** INPUT DATA follows **
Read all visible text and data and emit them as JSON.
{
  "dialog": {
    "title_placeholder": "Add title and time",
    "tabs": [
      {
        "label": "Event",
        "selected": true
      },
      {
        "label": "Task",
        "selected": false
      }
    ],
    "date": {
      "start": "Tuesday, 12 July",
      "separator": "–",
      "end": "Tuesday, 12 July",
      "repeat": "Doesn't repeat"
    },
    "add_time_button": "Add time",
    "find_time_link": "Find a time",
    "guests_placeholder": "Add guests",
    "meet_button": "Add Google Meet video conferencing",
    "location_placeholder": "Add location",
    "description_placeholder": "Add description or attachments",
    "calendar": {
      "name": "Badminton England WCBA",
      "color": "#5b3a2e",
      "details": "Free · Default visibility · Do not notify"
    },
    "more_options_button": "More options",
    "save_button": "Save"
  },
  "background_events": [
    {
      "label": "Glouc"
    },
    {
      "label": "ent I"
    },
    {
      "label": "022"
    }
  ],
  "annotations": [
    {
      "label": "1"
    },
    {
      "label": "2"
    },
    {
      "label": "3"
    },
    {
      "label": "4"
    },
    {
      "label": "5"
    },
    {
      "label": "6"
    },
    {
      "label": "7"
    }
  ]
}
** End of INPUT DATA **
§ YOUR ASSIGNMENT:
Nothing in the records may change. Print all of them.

§ RESPONSE:
Read all visible text and data and emit them as JSON.
{
  "dialog": {
    "title_placeholder": "Add title and time",
    "tabs": [
      {
        "label": "Event",
        "selected": true
      },
      {
        "label": "Task",
        "selected": false
      }
    ],
    "date": {
      "start": "Tuesday, 12 July",
      "separator": "–",
      "end": "Tuesday, 12 July",
      "repeat": "Doesn't repeat"
    },
    "add_time_button": "Add time",
    "find_time_link": "Find a time",
    "guests_placeholder": "Add guests",
    "meet_button": "Add Google Meet video conferencing",
    "location_placeholder": "Add location",
    "description_placeholder": "Add description or attachments",
    "calendar": {
      "name": "Badminton England WCBA",
      "color": "#5b3a2e",
      "details": "Free · Default visibility · Do not notify"
    },
    "more_options_button": "More options",
    "save_button": "Save"
  },
  "background_events": [
    {
      "label": "Glouc"
    },
    {
      "label": "ent I"
    },
    {
      "label": "022"
    }
  ],
  "annotations": [
    {
      "label": "1"
    },
    {
      "label": "2"
    },
    {
      "label": "3"
    },
    {
      "label": "4"
    },
    {
      "label": "5"
    },
    {
      "label": "6"
    },
    {
      "label": "7"
    }
  ]
}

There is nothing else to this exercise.